2014 GSA Annual Meeting in Vancouver, British Columbia (19–22 October 2014)

Paper No. 18-3
Presentation Time: 8:30 AM

GROUNDWATER EVOLUTION IN POST-GLACIAL ALBERTA: THE FIRST 10,000 YEARS


ABERCROMBIE, Hugh J., Matrix Solutions Inc, 200, 150 - 13th Avenue SW, Calgary, AB T2R 0V2, Canada and GRASBY, Stephen E., Geological Survey of Canada, Natural Resources Canada, 3303 33rd Street NW, Calgary, AB T2L 2A7, Canada, habercrombie@matrix-solutions.com

Continental glaciation brings fresh unweathered bedrock and glacial sediments into the near-surface geologic environment where deglaciation exposes them to renewed hydrogeologic processes. Study of post-glacial environments provides insight into controls on the geochemical evolution of groundwater systems as well as contemporary processes that may evolve where climate change initiates decay and receding of permafrost.

Shallow groundwater systems in Alberta, deglaciated ~10,000 years ago, are hosted by Upper Cretaceous to Paleocene bedrock formations of the Western Canada Sedimentary Basin (WCSB), poorly lithified post-Paleocene gravels and finer clastics deposited on the Tertiary erosion surface, and Pleistocene glacial sediments.
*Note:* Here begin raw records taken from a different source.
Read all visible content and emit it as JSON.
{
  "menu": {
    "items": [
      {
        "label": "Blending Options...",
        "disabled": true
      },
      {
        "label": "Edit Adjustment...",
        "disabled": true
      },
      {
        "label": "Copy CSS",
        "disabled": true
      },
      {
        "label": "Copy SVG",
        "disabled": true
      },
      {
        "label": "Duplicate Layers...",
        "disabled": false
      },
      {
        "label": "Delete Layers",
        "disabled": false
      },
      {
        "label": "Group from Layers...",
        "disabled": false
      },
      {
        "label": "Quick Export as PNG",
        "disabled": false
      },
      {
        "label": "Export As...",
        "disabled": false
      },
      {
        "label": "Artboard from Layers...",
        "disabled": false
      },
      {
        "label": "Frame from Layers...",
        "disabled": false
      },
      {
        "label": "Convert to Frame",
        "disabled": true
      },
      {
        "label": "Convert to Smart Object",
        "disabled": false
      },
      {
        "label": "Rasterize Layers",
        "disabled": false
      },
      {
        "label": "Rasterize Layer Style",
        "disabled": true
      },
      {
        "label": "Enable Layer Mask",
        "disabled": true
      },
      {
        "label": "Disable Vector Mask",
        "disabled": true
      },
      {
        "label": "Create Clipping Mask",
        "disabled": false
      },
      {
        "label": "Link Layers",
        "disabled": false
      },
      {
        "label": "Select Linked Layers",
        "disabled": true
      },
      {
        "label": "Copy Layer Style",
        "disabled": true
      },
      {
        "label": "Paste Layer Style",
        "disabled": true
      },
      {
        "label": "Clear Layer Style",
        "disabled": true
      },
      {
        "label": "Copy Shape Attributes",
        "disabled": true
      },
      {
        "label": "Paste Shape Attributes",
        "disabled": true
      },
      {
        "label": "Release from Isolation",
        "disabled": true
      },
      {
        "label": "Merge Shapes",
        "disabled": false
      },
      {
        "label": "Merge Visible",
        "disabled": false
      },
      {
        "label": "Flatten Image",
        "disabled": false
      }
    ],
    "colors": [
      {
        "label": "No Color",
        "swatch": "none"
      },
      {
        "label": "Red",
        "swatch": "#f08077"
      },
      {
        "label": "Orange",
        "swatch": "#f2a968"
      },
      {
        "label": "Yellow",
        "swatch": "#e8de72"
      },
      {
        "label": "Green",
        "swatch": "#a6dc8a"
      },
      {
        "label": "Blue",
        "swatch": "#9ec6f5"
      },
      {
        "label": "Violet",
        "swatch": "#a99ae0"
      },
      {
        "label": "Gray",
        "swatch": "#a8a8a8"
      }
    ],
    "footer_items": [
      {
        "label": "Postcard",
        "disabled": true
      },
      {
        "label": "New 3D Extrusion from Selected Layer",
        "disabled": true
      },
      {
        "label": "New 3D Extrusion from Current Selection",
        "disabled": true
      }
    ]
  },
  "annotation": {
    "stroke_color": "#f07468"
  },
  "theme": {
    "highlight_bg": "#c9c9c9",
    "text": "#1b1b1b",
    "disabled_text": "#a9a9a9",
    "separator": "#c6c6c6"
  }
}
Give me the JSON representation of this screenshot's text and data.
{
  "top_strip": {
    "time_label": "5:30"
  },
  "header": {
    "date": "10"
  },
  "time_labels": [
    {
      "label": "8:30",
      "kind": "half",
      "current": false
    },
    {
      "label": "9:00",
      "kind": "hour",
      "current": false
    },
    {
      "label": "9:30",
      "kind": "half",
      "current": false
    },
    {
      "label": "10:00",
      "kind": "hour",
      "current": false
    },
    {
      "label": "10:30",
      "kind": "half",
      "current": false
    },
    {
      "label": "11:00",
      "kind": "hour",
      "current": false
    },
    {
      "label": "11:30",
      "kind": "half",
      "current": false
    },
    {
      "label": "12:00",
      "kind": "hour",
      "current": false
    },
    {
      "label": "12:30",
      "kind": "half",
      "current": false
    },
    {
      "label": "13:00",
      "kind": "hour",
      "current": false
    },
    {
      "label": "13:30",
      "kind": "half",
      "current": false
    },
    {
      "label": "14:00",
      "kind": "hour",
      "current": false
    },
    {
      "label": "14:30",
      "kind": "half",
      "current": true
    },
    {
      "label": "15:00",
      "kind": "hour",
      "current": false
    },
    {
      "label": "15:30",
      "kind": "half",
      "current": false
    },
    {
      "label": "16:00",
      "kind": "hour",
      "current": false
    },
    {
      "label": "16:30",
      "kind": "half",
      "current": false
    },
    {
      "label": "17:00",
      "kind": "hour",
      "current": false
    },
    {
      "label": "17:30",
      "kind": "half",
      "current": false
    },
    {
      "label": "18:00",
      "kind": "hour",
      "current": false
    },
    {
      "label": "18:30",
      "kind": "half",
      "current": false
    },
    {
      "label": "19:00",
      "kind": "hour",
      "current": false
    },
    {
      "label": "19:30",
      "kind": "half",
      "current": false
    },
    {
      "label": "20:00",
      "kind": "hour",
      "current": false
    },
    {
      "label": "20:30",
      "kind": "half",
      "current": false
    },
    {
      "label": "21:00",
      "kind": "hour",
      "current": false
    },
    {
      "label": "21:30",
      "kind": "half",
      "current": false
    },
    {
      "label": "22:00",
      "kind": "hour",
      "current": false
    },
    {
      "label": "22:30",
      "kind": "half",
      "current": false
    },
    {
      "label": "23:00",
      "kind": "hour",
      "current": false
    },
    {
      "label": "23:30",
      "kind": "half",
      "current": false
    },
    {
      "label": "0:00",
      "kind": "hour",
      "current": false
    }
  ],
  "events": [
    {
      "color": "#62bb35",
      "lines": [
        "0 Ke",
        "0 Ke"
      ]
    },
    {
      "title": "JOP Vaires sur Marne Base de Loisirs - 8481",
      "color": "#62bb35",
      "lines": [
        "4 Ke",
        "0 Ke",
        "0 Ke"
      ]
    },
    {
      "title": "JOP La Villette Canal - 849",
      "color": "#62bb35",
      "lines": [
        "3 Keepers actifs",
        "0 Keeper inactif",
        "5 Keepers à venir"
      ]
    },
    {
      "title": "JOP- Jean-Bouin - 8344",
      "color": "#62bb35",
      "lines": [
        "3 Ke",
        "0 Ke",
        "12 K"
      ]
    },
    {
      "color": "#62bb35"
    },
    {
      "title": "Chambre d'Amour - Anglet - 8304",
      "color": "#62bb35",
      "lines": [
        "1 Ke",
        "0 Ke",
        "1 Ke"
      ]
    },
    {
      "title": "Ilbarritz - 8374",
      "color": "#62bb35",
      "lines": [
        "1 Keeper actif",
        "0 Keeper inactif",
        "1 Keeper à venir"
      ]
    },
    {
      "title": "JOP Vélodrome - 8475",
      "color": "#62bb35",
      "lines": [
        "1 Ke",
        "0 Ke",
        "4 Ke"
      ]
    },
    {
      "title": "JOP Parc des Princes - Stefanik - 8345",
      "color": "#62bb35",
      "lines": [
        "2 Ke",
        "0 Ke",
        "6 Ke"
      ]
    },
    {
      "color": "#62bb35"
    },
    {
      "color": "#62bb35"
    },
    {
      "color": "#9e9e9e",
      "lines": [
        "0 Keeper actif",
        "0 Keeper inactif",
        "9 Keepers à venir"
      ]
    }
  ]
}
A small area of northeastern Alberta is underlain by exposed rocks of the Precambrian Shield and overlying Devonian through Upper Cretaceous rocks of the WCSB.

Shallow groundwater in Alberta is young, with δ2H, δ18O, and tritium values typically indicating modern to submodern recharge. However, evidence for older, cold climate recharge is also preserved in some regions, and is interpreted to indicate ‘fossil’ waters recharged by glacial melt waters more than ~10,000 years ago.

Groundwater salinities and compositions in Alberta are highly variable and reflect processes active in a young geological landscape. In the near-surface regime, groundwater can be subdivided into hydrochemical facies reflecting relatively recent atmospheric contact versus those that have evolved long since such contact. The overall evolution of salinity, as well as that of pH and major cations, indicates co-evolution of groundwater and soils and may reflect kinetic controls on silicate dissolution. Redox zonation is complex as oxidation of glacial sediments and near-surface bedrock is incomplete. Anthropogenic perturbations also lead to inadvertent release of arsenic and other compounds. We suggest that the diversity of groundwater compositions, the wide ranges in salinity, and natural and anthropogenic occurrences of arsenic and other trace metals in Alberta groundwaters reflects their evolution in an immature and evolving post-glacial landscape.